• What the task requires: Give each line of the records again exactly and omit every picture.

--- START ---

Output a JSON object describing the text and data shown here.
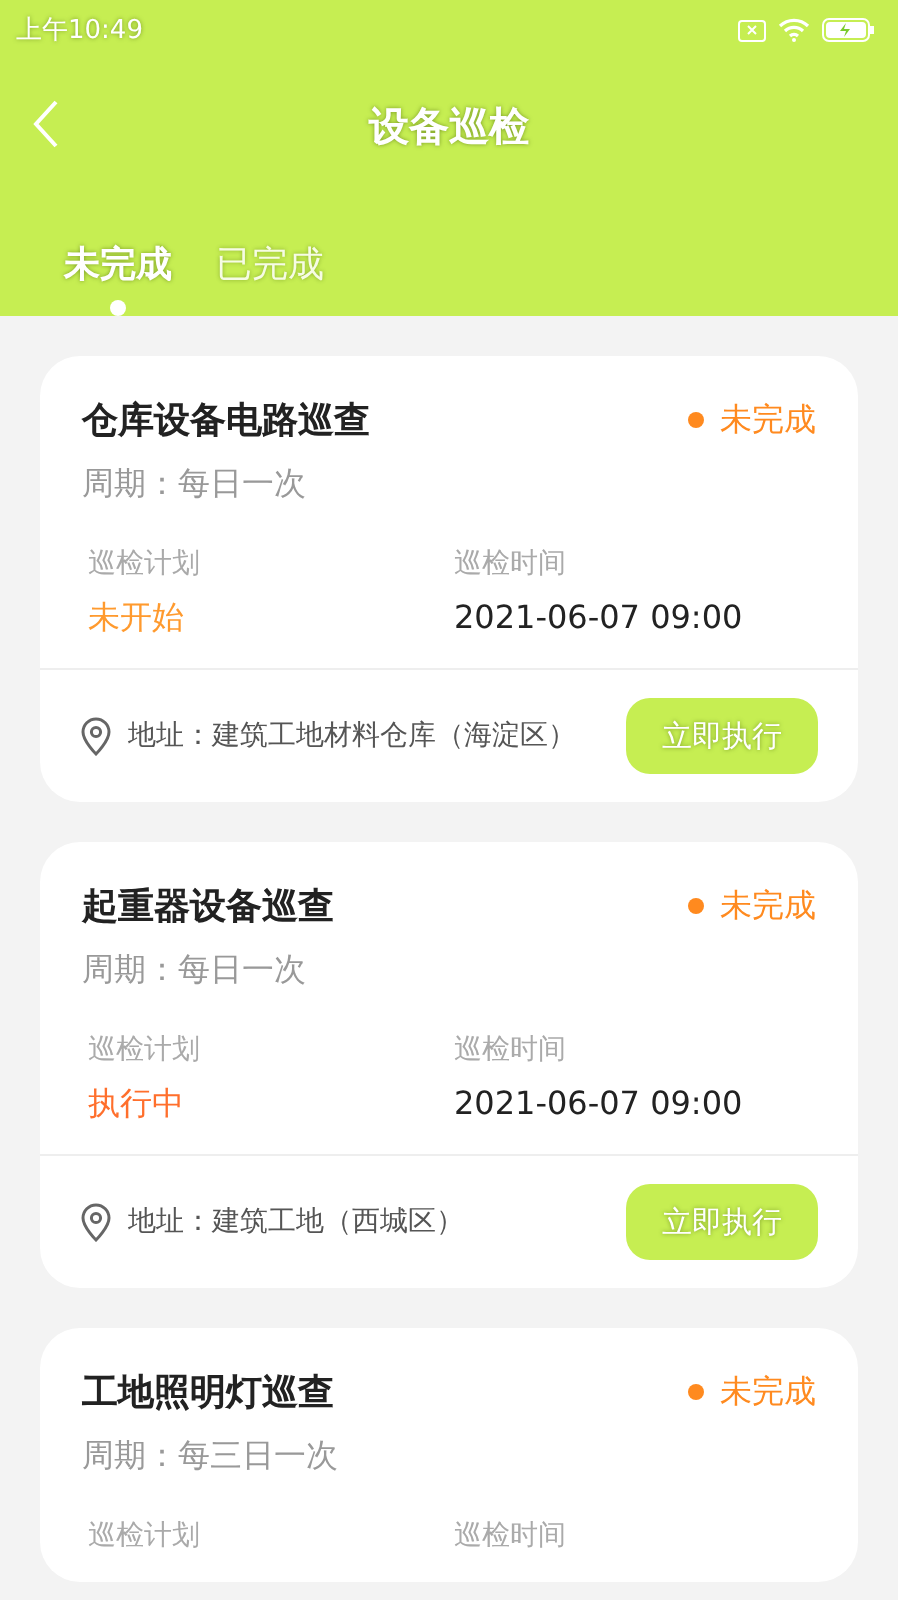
{
  "status_bar": {
    "time": "上午10:49"
  },
  "header": {
    "title": "设备巡检"
  },
  "tabs": [
    {
      "label": "未完成",
      "selected": true
    },
    {
      "label": "已完成",
      "selected": false
    }
  ],
  "tasks": [
    {
      "title": "仓库设备电路巡查",
      "status": "未完成",
      "period": "周期：每日一次",
      "plan_label": "巡检计划",
      "plan": {
        "text": "未开始",
        "kind": "not_started"
      },
      "time_label": "巡检时间",
      "time": "2021-06-07 09:00",
      "address": "地址：建筑工地材料仓库（海淀区）",
      "action": "立即执行"
    },
    {
      "title": "起重器设备巡查",
      "status": "未完成",
      "period": "周期：每日一次",
      "plan_label": "巡检计划",
      "plan": {
        "text": "执行中",
        "kind": "in_progress"
      },
      "time_label": "巡检时间",
      "time": "2021-06-07 09:00",
      "address": "地址：建筑工地（西城区）",
      "action": "立即执行"
    },
    {
      "title": "工地照明灯巡查",
      "status": "未完成",
      "period": "周期：每三日一次",
      "plan_label": "巡检计划",
      "time_label": "巡检时间"
    }
  ]
}
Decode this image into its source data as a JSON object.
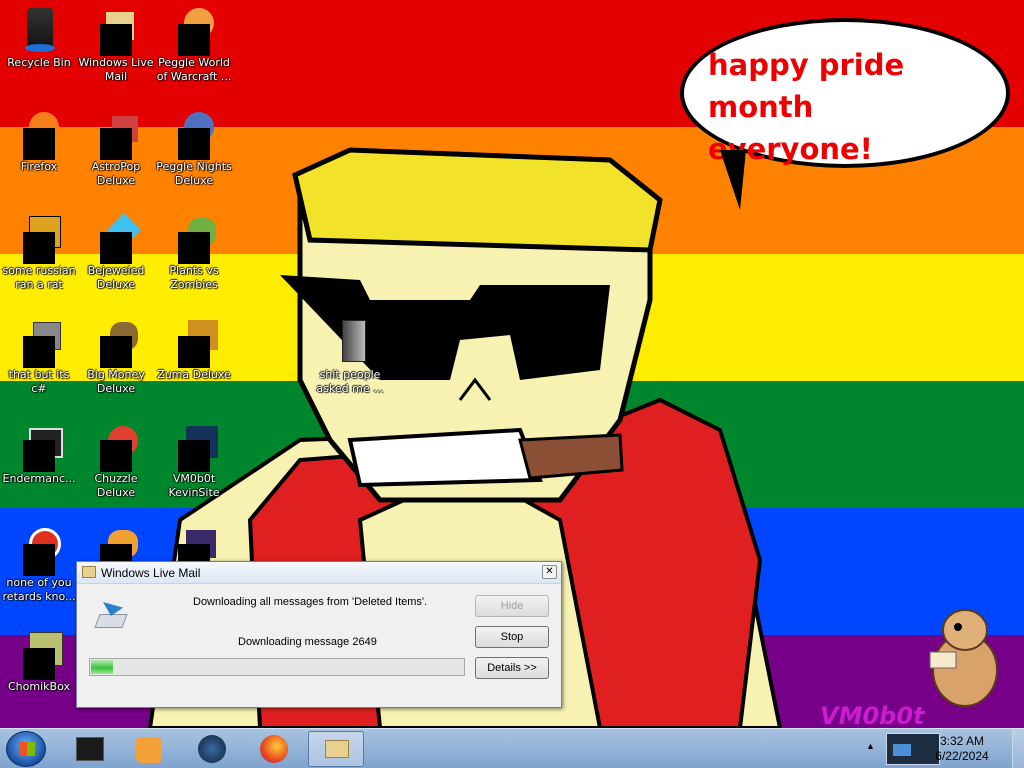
{
  "desktop_icons": [
    {
      "label": "Recycle Bin",
      "icon": "recycle-bin-icon"
    },
    {
      "label": "Windows Live Mail",
      "icon": "windows-live-mail-icon"
    },
    {
      "label": "Peggle World of Warcraft ...",
      "icon": "peggle-wow-icon"
    },
    {
      "label": "Firefox",
      "icon": "firefox-icon"
    },
    {
      "label": "AstroPop Deluxe",
      "icon": "astropop-icon"
    },
    {
      "label": "Peggle Nights Deluxe",
      "icon": "peggle-nights-icon"
    },
    {
      "label": "some russian ran a rat",
      "icon": "russian-rat-icon"
    },
    {
      "label": "Bejeweled Deluxe",
      "icon": "bejeweled-icon"
    },
    {
      "label": "Plants vs Zombies",
      "icon": "plants-vs-zombies-icon"
    },
    {
      "label": "that but its c#",
      "icon": "c-sharp-icon"
    },
    {
      "label": "Big Money Deluxe",
      "icon": "big-money-icon"
    },
    {
      "label": "Zuma Deluxe",
      "icon": "zuma-icon"
    },
    {
      "label": "Endermanc...",
      "icon": "endermanch-icon"
    },
    {
      "label": "Chuzzle Deluxe",
      "icon": "chuzzle-icon"
    },
    {
      "label": "VM0b0t KevinSite",
      "icon": "vm0b0t-icon"
    },
    {
      "label": "none of you retards kno...",
      "icon": "chrome-like-icon"
    },
    {
      "label": "ChomikBox",
      "icon": "chomikbox-icon"
    },
    {
      "label": "shit people asked me ...",
      "icon": "folder-icon"
    }
  ],
  "bubble": {
    "line1": "happy pride month",
    "line2": "everyone!"
  },
  "watermark": "VM0b0t",
  "dialog": {
    "title": "Windows Live Mail",
    "status": "Downloading all messages from 'Deleted Items'.",
    "detail": "Downloading message 2649",
    "progress": 0.06,
    "hide_label": "Hide",
    "stop_label": "Stop",
    "details_label": "Details >>"
  },
  "taskbar": {
    "time": "3:32 AM",
    "date": "6/22/2024"
  },
  "colors": {
    "red": "#e30000",
    "orange": "#ff8100",
    "yellow": "#ffed00",
    "green": "#00862c",
    "blue": "#0046ff",
    "purple": "#760088"
  }
}
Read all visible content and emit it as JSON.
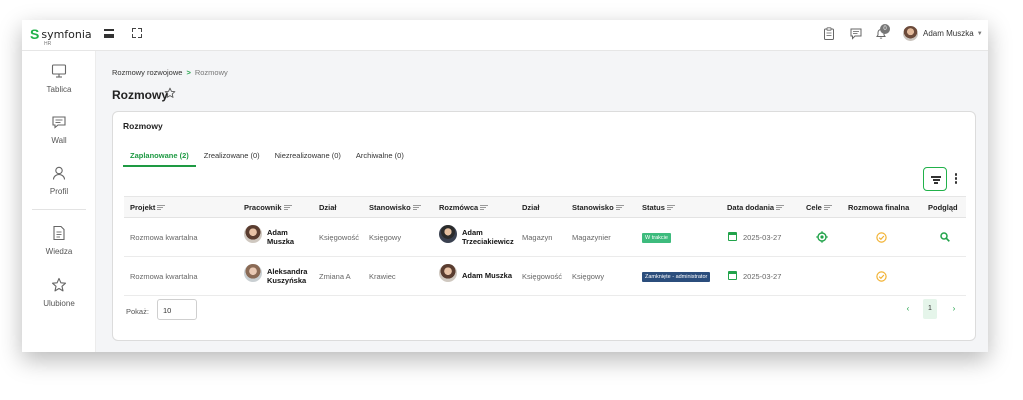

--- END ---

• Task solution:
Output a JSON object describing the text and data shown here.
{
  "status_bar": {
    "time": "上午10:49"
  },
  "header": {
    "title": "设备巡检"
  },
  "tabs": [
    {
      "label": "未完成",
      "selected": true
    },
    {
      "label": "已完成",
      "selected": false
    }
  ],
  "tasks": [
    {
      "title": "仓库设备电路巡查",
      "status": "未完成",
      "period": "周期：每日一次",
      "plan_label": "巡检计划",
      "plan": {
        "text": "未开始",
        "kind": "not_started"
      },
      "time_label": "巡检时间",
      "time": "2021-06-07 09:00",
      "address": "地址：建筑工地材料仓库（海淀区）",
      "action": "立即执行"
    },
    {
      "title": "起重器设备巡查",
      "status": "未完成",
      "period": "周期：每日一次",
      "plan_label": "巡检计划",
      "plan": {
        "text": "执行中",
        "kind": "in_progress"
      },
      "time_label": "巡检时间",
      "time": "2021-06-07 09:00",
      "address": "地址：建筑工地（西城区）",
      "action": "立即执行"
    },
    {
      "title": "工地照明灯巡查",
      "status": "未完成",
      "period": "周期：每三日一次",
      "plan_label": "巡检计划",
      "time_label": "巡检时间"
    }
  ]
}
Decode this image into its source data as a JSON object.
{
  "desktop_icons": [
    {
      "label": "Recycle Bin",
      "icon": "recycle-bin-icon"
    },
    {
      "label": "Windows Live Mail",
      "icon": "windows-live-mail-icon"
    },
    {
      "label": "Peggle World of Warcraft ...",
      "icon": "peggle-wow-icon"
    },
    {
      "label": "Firefox",
      "icon": "firefox-icon"
    },
    {
      "label": "AstroPop Deluxe",
      "icon": "astropop-icon"
    },
    {
      "label": "Peggle Nights Deluxe",
      "icon": "peggle-nights-icon"
    },
    {
      "label": "some russian ran a rat",
      "icon": "russian-rat-icon"
    },
    {
      "label": "Bejeweled Deluxe",
      "icon": "bejeweled-icon"
    },
    {
      "label": "Plants vs Zombies",
      "icon": "plants-vs-zombies-icon"
    },
    {
      "label": "that but its c#",
      "icon": "c-sharp-icon"
    },
    {
      "label": "Big Money Deluxe",
      "icon": "big-money-icon"
    },
    {
      "label": "Zuma Deluxe",
      "icon": "zuma-icon"
    },
    {
      "label": "Endermanc...",
      "icon": "endermanch-icon"
    },
    {
      "label": "Chuzzle Deluxe",
      "icon": "chuzzle-icon"
    },
    {
      "label": "VM0b0t KevinSite",
      "icon": "vm0b0t-icon"
    },
    {
      "label": "none of you retards kno...",
      "icon": "chrome-like-icon"
    },
    {
      "label": "ChomikBox",
      "icon": "chomikbox-icon"
    },
    {
      "label": "shit people asked me ...",
      "icon": "folder-icon"
    }
  ],
  "bubble": {
    "line1": "happy pride month",
    "line2": "everyone!"
  },
  "watermark": "VM0b0t",
  "dialog": {
    "title": "Windows Live Mail",
    "status": "Downloading all messages from 'Deleted Items'.",
    "detail": "Downloading message 2649",
    "progress": 0.06,
    "hide_label": "Hide",
    "stop_label": "Stop",
    "details_label": "Details >>"
  },
  "taskbar": {
    "time": "3:32 AM",
    "date": "6/22/2024"
  },
  "colors": {
    "red": "#e30000",
    "orange": "#ff8100",
    "yellow": "#ffed00",
    "green": "#00862c",
    "blue": "#0046ff",
    "purple": "#760088"
  }
}
Read all visible content and emit it as JSON.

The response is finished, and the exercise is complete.